Capsule hotels are not only a budget-friendly option, but they’re also a cultural curiosity that will have you feeling like you’re in a sci-fi movie. Plus, they’re a testament to Japan’s ability to maximize space in the most creative ways.
Whether you’re in the mood for a traditional escape, a modern retreat, or an out-of-this-world adventure, Japan’s lodging options cater to your every desire. So, lay your head down in a ryokan, a Western-style hotel, or a capsule – because no matter where you rest, the journey continues tomorrow.
Budgeting and Expenses
Average Daily Costs
Japan’s reputation for being a bit pricey is not entirely unfounded, but fear not – with careful planning, you can enjoy this captivating country without burning a hole in your pocket. On average, a mid-range budget traveler can expect to spend around ¥8,000 to ¥15,000 per day on accommodation, meals, and transportation.
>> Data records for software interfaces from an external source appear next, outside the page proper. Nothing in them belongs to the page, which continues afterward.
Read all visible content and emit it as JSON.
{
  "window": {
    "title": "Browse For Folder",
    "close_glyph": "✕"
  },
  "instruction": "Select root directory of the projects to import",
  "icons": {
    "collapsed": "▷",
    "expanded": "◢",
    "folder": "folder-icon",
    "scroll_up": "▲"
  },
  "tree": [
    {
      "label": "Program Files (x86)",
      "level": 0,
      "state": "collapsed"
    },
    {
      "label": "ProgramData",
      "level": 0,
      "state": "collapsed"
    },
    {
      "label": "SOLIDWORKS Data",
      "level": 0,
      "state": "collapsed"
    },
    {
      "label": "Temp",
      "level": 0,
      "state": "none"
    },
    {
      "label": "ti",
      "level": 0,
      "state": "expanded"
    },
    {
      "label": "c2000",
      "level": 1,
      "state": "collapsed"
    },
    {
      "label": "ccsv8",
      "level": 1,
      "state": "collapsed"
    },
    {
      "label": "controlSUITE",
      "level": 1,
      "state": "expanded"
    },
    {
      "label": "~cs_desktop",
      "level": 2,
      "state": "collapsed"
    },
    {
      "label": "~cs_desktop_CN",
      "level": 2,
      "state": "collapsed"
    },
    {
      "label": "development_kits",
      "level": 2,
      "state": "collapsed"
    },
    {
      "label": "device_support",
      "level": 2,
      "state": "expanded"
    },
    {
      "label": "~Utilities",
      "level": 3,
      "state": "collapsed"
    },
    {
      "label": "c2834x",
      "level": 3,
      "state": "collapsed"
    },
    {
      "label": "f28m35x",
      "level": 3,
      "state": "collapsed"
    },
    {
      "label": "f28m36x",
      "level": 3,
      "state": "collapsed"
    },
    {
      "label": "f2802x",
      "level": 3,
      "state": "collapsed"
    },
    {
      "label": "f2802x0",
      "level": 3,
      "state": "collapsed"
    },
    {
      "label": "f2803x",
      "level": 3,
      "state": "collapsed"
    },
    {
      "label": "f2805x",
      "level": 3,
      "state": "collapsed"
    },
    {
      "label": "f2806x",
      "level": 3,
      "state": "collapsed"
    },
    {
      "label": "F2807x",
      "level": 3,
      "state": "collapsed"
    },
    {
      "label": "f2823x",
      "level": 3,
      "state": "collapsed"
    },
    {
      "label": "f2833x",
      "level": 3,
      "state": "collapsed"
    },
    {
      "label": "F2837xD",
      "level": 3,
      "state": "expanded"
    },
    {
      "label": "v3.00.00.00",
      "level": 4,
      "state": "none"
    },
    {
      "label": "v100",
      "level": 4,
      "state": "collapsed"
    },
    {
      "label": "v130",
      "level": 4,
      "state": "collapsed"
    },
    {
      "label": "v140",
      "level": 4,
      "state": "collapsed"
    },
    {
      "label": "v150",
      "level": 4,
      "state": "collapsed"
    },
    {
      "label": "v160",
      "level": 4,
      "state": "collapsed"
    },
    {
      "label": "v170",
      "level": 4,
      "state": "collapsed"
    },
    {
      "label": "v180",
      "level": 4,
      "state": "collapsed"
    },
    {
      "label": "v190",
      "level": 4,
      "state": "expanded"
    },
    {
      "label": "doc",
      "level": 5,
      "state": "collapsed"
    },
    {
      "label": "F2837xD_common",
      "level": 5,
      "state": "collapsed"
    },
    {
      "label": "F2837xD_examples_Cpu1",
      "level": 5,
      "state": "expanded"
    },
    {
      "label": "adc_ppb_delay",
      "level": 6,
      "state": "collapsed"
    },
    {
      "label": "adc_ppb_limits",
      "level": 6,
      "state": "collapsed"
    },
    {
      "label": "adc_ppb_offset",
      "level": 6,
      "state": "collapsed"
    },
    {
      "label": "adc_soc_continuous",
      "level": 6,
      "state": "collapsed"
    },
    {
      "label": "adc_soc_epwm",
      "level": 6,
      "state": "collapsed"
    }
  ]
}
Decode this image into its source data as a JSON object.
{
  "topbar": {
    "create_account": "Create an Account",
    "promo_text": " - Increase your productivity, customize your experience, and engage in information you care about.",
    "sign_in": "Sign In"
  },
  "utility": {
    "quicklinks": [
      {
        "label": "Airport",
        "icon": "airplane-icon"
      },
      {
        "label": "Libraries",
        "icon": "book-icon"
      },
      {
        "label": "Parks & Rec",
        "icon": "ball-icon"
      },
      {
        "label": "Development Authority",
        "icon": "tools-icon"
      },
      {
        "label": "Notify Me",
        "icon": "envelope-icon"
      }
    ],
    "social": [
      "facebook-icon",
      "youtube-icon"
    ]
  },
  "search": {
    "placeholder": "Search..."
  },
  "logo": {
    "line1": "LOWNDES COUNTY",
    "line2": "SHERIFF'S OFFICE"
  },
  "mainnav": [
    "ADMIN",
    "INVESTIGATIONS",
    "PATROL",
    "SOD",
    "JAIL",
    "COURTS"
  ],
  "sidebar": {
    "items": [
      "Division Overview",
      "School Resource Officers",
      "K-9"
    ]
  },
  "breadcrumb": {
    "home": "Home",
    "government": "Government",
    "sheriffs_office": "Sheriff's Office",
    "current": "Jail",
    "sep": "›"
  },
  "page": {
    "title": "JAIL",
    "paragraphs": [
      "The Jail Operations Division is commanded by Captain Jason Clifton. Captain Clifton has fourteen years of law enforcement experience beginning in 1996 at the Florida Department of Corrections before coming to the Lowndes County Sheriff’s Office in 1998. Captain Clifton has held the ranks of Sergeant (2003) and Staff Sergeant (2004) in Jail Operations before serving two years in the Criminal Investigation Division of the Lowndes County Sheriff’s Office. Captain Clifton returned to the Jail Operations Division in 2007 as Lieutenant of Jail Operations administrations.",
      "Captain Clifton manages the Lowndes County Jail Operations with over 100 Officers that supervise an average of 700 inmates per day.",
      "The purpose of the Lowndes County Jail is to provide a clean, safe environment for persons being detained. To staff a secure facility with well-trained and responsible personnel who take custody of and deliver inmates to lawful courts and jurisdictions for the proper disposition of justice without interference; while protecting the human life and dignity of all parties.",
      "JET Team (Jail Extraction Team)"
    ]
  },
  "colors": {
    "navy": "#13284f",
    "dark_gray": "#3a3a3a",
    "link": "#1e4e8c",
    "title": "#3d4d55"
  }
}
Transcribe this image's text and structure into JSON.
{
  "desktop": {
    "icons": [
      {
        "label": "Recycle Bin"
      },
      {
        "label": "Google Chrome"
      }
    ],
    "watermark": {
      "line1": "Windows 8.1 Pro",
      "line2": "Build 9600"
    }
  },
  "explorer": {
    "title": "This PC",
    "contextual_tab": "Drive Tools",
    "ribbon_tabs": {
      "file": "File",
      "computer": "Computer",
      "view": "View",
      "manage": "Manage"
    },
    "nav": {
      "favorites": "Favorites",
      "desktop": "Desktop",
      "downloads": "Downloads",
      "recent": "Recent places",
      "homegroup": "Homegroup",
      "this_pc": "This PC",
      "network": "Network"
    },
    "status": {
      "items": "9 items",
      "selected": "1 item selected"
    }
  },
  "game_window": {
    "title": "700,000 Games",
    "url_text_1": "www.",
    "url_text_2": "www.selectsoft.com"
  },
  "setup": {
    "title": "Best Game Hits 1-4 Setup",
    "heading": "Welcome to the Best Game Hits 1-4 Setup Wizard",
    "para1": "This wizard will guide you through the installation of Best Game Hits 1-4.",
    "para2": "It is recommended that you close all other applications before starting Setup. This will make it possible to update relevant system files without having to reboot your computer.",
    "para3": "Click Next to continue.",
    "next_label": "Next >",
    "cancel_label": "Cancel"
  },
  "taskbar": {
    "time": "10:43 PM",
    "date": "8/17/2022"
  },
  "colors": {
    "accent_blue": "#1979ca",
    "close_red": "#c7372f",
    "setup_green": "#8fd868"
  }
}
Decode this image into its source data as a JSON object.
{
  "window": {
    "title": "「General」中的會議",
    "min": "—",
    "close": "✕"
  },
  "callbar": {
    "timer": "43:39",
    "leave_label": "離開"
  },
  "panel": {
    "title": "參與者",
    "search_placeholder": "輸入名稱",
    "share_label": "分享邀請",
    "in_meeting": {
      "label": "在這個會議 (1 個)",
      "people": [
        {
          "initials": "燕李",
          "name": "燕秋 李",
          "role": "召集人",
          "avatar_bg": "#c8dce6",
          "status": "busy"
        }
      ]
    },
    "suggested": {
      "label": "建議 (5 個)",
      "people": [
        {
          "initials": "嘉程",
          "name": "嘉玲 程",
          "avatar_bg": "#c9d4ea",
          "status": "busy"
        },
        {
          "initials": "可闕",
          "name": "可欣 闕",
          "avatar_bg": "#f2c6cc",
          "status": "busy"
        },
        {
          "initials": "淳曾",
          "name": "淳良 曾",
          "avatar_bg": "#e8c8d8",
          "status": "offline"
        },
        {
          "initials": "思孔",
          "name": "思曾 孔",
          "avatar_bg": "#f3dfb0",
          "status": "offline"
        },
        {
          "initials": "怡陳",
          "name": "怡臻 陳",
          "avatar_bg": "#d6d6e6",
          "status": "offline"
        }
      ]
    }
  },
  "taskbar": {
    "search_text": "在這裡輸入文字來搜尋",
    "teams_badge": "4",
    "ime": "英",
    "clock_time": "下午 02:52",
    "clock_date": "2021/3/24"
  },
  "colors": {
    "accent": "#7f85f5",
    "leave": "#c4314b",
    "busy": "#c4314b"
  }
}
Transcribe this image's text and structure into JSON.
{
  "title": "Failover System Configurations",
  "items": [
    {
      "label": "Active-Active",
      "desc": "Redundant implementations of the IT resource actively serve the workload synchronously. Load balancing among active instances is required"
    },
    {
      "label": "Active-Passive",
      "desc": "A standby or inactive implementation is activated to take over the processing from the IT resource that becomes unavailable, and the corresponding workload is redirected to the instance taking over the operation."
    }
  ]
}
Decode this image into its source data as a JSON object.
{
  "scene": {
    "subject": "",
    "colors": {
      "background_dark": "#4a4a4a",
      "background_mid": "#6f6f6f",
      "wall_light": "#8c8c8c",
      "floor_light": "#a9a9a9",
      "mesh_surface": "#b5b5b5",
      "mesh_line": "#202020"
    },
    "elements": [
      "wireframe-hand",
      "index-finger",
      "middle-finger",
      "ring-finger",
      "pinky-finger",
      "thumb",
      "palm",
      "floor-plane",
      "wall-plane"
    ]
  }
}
Meals can vary from inexpensive street food and budget-friendly restaurants to the occasional splurge at a fancy eatery. And while high-end dining experiences are available, there’s no shame in diving into the world of affordable and delicious convenience store meals, like the iconic onigiri (rice ball).
Fear not, frugal voyagers – there are plenty of ways to experience Japan’s wonders without maxing out your credit card. Here are a few money-saving tips to keep your yen in check:
- Japan Rail Pass: If you’re planning to explore multiple cities, the Japan Rail Pass is your golden ticket. It not only saves you money on transportation but also gives you the freedom to hop on and off trains like a true wanderer.
- Lunch Specials: Many restaurants offer budget-friendly lunch specials, often with portions just as hearty as their pricier dinner counterparts. It’s like a secret handshake for savvy travelers.
- Free Attractions: From serene shrines to bustling markets, there are plenty of free attractions that offer a glimpse into Japan’s culture and lifestyle. Remember, the best things in life – and travel – are often free.
- Convenience Stores: Convenience stores in Japan are like treasure troves of affordable meals, snacks, and even toiletries. You’ll find fresh and ready-to-eat meals that won’t make your wallet cry.
- Local Markets: Venturing into local markets is not just a feast for the senses; it’s also a great way to interact with locals and sample fresh produce, snacks, and handmade crafts.
By balancing your indulgences with budget-conscious choices, you’ll find that Japan is a destination that can cater to every type of traveler – from the lavish spender to the thrifty adventurer. Before you take off make sure to check with local government of the travel status.
Is it necessary to learn Japanese before visiting Japan?
While it's not necessary to be fluent, learning a few basic phrases can enhance your travel experience. Many Japanese people do speak some English, especially in tourist areas, but having a few key phrases can go a long way in communication and showing respect.
When is the best time to see cherry blossoms in Japan?
Cherry blossom season typically occurs from late March to early April, depending on the region and weather conditions. The exact timing varies each year, so it's a good idea to check cherry blossom forecasts closer to your travel dates.
How can I use public transportation in Japan?
Japan has an extensive and efficient public transportation system, including trains, subways, buses, and more. Consider purchasing a Japan Rail Pass for unlimited travel on JR trains, and use prepaid IC cards like Suica or PASMO for easy access to various transportation modes.
Can I use credit cards in Japan?
While credit cards are widely accepted in major cities and tourist areas, it's advisable to carry some cash, especially in rural areas and small establishments. Japan is still a predominantly cash-based society.
What's the tipping culture in Japan?
Tipping is not customary in Japan and can even be considered rude in some situations. Exceptional service is already included in the prices, and tipping may be refused.